Thus, from this analysis, it can be ascertained that both of these ways of financing are immediate available sources of funds. In my opinion, it is better for organizations to balance between the two given that they have particular differences from one another. For instance, while equity financing can easily be accessed through IPO’s, debt financing is not guaranteed due to many security policies surrounding it. On the other hand, with debt financing, a company enjoys full ownership and control of its operations. This is a feature which an organization established on equity funds fails to enjoy.

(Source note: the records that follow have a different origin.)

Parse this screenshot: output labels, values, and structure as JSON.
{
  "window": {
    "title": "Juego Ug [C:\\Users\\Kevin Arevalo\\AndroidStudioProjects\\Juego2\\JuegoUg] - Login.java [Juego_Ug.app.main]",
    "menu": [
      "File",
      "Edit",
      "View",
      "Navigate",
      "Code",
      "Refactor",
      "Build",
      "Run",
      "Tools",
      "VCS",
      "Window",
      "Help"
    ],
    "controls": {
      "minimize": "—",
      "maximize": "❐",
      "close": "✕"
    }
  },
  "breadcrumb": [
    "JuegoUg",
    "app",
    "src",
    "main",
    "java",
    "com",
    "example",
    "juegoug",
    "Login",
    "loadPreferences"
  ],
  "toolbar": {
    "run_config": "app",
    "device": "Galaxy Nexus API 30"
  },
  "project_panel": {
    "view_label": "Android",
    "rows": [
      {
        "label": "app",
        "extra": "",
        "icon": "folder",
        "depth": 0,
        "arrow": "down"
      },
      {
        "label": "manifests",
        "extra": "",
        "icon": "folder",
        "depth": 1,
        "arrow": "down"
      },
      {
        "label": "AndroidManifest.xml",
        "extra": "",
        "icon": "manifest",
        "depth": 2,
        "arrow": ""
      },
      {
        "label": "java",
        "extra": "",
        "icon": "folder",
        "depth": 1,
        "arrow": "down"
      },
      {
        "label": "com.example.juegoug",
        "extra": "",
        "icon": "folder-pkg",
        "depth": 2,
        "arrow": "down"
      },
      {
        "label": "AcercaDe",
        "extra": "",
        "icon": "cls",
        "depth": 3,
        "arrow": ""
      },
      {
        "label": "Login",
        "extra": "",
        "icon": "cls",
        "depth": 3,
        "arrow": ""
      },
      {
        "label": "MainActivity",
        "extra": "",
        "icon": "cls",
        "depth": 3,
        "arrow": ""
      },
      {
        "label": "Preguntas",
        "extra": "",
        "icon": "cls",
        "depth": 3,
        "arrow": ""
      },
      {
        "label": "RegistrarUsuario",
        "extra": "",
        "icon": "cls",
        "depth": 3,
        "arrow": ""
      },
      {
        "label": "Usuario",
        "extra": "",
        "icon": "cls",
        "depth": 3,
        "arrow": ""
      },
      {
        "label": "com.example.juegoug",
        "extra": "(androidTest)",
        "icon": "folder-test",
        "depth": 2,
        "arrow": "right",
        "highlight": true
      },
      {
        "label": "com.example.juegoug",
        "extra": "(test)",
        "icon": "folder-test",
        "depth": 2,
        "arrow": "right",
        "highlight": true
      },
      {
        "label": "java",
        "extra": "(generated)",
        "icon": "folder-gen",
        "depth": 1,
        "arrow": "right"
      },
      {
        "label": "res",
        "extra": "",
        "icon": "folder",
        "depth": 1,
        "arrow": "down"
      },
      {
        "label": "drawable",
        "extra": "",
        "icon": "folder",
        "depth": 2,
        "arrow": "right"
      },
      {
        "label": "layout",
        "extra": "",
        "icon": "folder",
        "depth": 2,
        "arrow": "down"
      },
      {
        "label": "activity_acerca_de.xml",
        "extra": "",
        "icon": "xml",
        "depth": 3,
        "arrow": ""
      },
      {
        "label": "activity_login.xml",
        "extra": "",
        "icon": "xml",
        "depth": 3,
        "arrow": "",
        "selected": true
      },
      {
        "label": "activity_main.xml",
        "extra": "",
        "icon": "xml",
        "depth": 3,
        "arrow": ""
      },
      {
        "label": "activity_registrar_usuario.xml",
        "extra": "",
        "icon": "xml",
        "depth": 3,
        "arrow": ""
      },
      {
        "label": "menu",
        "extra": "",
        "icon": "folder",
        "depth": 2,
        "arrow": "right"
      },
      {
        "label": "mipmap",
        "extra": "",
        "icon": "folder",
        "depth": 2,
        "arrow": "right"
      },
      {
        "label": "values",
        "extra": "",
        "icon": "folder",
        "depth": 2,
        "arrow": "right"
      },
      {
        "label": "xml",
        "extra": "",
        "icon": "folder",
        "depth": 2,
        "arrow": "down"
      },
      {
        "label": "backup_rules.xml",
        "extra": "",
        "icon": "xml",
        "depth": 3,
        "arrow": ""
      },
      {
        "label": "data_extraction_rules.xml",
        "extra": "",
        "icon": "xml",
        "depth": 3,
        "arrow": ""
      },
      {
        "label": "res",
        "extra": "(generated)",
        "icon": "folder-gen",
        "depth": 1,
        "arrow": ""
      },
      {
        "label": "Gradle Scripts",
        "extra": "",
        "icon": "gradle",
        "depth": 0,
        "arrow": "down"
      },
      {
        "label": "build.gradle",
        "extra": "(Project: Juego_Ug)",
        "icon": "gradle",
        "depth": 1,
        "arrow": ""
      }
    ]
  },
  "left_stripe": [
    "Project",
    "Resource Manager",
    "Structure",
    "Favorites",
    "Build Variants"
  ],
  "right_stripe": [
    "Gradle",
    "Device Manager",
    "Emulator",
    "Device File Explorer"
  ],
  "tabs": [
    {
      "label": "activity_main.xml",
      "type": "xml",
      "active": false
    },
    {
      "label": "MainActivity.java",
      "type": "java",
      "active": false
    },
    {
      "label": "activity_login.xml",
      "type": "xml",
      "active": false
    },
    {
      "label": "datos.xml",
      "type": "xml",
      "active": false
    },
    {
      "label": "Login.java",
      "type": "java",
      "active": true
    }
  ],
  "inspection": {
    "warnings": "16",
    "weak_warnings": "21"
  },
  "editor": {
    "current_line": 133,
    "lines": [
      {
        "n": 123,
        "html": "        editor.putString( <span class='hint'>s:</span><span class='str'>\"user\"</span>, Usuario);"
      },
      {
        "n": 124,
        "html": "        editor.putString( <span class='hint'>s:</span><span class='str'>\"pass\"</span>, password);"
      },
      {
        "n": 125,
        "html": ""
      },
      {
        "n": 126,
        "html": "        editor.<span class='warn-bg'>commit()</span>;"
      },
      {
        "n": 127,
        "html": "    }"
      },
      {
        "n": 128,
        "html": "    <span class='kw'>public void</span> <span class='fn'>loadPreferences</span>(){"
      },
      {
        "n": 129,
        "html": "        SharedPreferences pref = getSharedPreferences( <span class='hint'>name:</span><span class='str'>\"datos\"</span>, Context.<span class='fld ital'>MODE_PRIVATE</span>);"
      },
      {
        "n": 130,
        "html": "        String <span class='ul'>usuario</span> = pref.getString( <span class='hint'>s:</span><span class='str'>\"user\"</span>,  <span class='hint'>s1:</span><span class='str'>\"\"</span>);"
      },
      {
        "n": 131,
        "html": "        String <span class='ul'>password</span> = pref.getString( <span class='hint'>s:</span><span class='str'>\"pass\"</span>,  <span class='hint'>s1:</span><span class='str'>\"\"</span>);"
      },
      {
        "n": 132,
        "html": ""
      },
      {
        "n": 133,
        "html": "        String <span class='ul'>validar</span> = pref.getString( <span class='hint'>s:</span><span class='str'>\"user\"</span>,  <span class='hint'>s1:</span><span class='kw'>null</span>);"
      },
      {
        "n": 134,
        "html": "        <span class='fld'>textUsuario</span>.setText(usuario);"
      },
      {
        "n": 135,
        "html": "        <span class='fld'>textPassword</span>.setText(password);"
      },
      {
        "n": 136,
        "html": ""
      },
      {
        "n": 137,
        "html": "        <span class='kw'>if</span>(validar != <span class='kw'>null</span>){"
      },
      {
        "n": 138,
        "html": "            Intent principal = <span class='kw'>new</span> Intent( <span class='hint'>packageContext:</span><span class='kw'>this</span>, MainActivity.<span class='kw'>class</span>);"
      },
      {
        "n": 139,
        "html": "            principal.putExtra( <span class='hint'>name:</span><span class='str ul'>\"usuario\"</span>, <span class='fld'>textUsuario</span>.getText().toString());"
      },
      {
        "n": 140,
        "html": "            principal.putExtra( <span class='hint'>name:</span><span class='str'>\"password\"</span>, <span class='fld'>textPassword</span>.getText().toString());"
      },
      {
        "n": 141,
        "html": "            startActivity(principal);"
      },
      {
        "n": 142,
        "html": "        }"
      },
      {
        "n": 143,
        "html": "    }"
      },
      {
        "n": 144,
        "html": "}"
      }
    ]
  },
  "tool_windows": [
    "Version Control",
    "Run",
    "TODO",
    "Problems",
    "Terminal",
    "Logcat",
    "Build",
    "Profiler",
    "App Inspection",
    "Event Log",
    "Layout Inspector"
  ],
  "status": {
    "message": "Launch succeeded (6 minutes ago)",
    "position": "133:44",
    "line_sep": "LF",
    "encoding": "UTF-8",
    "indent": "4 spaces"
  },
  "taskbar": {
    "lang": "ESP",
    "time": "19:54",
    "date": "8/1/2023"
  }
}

A business might embark on seeking capital from a foreign investor in order to enjoy such rewards as the stability of foreign currency over domestic currencies. For instance, a business located in the United States of America can seek funds from such countries as Great Britain in order to enjoy the economies of scale that comes with the pound. On the other hand, seeking foreign financial support can translate to more risks, especially when they are invested in a weaker economy that might not guarantee the anticipated returns. In this scenario, the risks involve both political and economic factors.
Corporate bonds are financial instruments that are open to the public for purchase and they are redeemable at maturity. Maturity might take as long as 10 years. When investors purchase corporate bonds they become creditors to a firm and they are entitled to interest payments until maturity. On the other hand, common stocks are financial instruments that are held as share investments. They attract dividends depending on the profitability of an organization. Drawing from this line of reasoning, it can be concluded that corporate bonds pose a lower level of risk that attracts lower returns. On the other hand, common stocks depend on stock prices as they fluctuate within the securities market. Thus, they depict a higher risk level with subsequently higher prospects of returns (Sandilands, 2013).
A fairly diversified portfolio incorporates all elements of marketable securities. A highly diversified portfolio is less risky and is a prospect for higher returns. A good example of a diversified portfolio is presented below.
10 year, 3% government bonds – $50,000 = $ 200,000
5 year, 7% corporate bonds – $35,000 = $ 140,000
20000 common shares – $10 = $200,000
15000 preferred shares -0 15 = $ 225,000
Total Amount Invested $765,000